I, trying to be the good son, called Mom and assured her that we were still alive. We talked for a bit before we lost service again in a more mountainous area, but we knew we’d pick it up again before too long.
Due to winter weather, the east entrance into Zion via State Highway 9 was closed, so we had to take a more indirect, circuitous route south from Kanab into Fredonia, AZ, and then back up towards Hurricane. Daniel nodded off and I pressed on behind a city truck from Cortez, CO. The sky was overcast, the road was smooth, and all was well.
I soon saw signs indicating a steep descent, and suddenly I was driving a switchback downhill overlooking the town of Hurricane, with a snow-capped peak in the distance. It was gorgeous. I woke Daniel up with an elbow and he gasped at the sight.
We continued our drive through the quaint little towns of Hurricane, La Verkin, and Rockville—oohing and aahing the whole way—until we arrived in Springdale, the town just outside Zion. Springdale serves tourists, no doubt about it; it has a unique small-town charm and a certain hipster vibe—but in a good way.

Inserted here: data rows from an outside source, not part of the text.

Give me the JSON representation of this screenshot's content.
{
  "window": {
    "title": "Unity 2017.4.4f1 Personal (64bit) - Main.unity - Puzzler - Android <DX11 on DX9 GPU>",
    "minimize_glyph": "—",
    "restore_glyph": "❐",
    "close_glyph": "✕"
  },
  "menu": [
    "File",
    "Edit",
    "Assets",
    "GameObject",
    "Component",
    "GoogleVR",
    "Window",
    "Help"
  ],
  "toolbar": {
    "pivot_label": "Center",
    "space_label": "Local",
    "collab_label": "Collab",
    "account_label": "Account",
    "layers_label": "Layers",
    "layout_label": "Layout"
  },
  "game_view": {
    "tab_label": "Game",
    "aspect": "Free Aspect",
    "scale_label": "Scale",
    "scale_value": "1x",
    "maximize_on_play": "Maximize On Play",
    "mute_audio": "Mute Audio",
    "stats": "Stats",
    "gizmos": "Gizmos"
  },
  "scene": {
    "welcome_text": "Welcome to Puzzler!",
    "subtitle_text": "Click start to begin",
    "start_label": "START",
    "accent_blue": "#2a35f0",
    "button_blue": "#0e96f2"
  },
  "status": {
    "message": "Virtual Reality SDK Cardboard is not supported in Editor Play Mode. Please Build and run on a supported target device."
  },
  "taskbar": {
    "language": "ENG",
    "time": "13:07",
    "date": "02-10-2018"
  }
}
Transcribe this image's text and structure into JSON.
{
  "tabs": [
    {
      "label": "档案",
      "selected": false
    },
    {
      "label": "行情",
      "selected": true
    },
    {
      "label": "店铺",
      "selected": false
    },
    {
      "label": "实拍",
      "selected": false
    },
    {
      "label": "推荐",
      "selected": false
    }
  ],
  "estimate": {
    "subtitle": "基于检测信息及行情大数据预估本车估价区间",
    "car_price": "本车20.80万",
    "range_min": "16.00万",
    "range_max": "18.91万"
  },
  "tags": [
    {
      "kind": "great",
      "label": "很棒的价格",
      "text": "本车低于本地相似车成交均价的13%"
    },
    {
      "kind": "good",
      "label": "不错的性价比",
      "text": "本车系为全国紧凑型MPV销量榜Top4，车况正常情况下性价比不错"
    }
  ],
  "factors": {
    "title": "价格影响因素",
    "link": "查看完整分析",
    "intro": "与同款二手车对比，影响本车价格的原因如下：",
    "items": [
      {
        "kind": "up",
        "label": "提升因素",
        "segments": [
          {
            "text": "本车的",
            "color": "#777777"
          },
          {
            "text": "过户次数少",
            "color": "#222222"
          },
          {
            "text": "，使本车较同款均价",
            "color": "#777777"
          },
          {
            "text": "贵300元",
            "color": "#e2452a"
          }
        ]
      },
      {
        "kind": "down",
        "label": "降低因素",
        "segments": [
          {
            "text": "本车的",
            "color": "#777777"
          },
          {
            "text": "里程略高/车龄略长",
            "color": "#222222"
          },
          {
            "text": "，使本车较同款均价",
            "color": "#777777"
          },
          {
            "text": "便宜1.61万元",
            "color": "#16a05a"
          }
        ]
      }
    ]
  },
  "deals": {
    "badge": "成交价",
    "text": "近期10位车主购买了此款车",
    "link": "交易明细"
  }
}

At the park entrance, I pulled up behind a guy in a Dodge truck with Nevada plates and we sat, waiting, for five minutes while he discoursed with the ranger at the fee booth. Meanwhile, cars in the other lane breezed through. Finally, we pulled up and I produced my credit card. “I’ve got a reservation, I just need a weekly pass,” I said.
The park ranger smiled and rang me up. “Thanks, buddy. You were easy to deal with,” he said, handing my card back. “The guy in front of you was a real hardball. You guys go have a great time, you hear?”
“Yes, sir!” We intended to obey those instructions.